(Photo courtesy George Fox Evangelical Seminary)

(Photo courtesy George Fox Evangelical Seminary via Flickr)

If the current demographic trends hold, Muslims could become the second-largest religious group in the United States by 2050, surpassing Jews, who currently hold the number two spot, according to the Pew Research Center.

PF_15.04.02_ProjectionsOverview_usReligComposition_310pxU.S. Muslims have the highest fertility rate and the youngest median age of any major religious group in the country, according to Michael Lipka of the Pew Research Center, which is helping to fuel this growth.

The number of people who identify as Jewish is expected to decline from 1.8 percent in 2010 to 1.4 percent in 2050.

In 2010, the median age of American Jews was 41 years old, while the media age for Muslims was 24 — a 17-year age gap.

Also, on average, Jews have 1.9 children per woman while that number is 2.8 for U.S. Muslims, according to Pew.

In a 2013 survey, Pew found that more than that 22 percent of American Jewish adults considered themselves to be atheist, agnostic or nothing in particular, but still identified as Jewish.

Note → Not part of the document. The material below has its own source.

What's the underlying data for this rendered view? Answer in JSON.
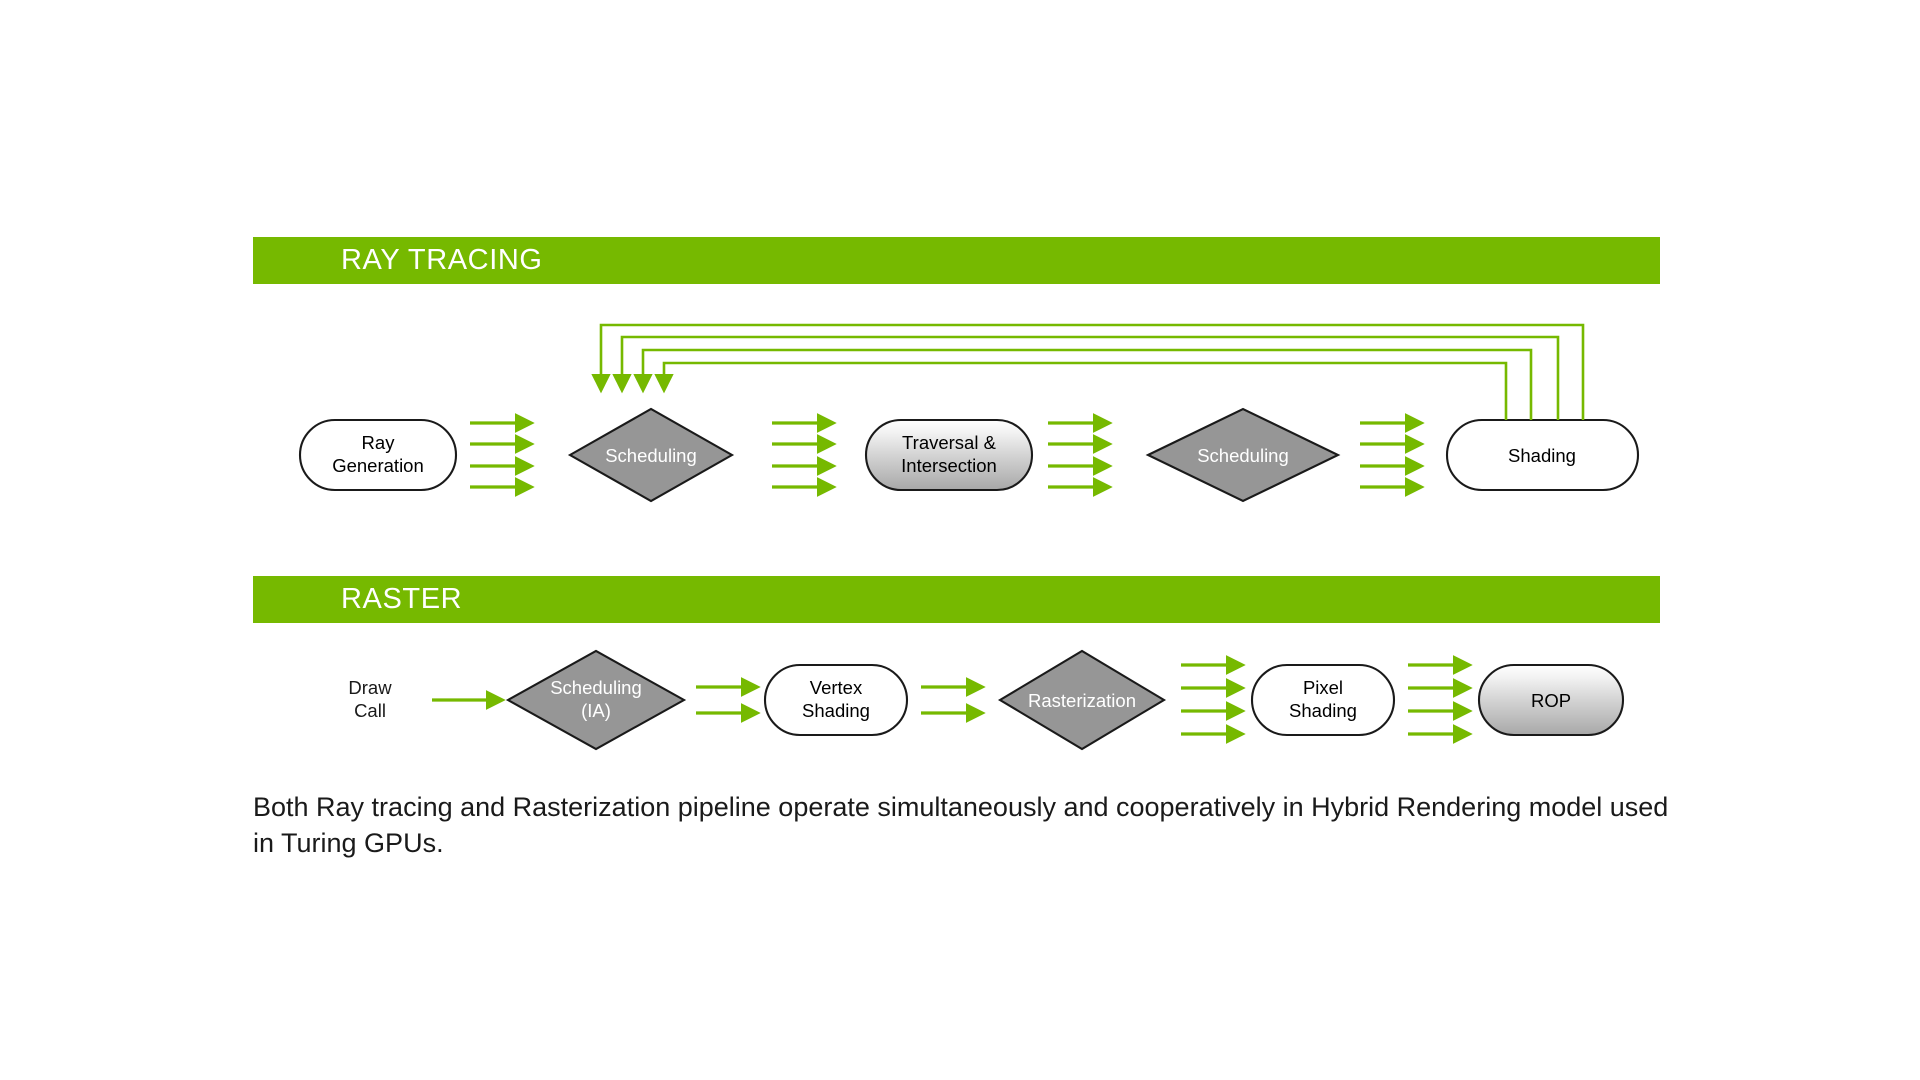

Pew does not include these people in the Jewish population. If the projected numbers were to include these “cultural” or “ethnic” Jews, it’s possible this more broadly defined Jewish population might still outnumber Muslims in 2050.

Whatever the changes, overall, the United States is expected to remain an overwhelmingly Christian nation.

In 2010, more than three-fourths of Americans — 78.3 percent — identified as Christian.

However, a growing number of Americans consider themselves to be religiously unaffiliated and, by 2050, the number of people who consider themselves to be Christians is expected to drop to 66.4 percent.

All three religions — Christianity, Islam and Judaism — trace their common origin to the patriarch Abraham and believe in a single God.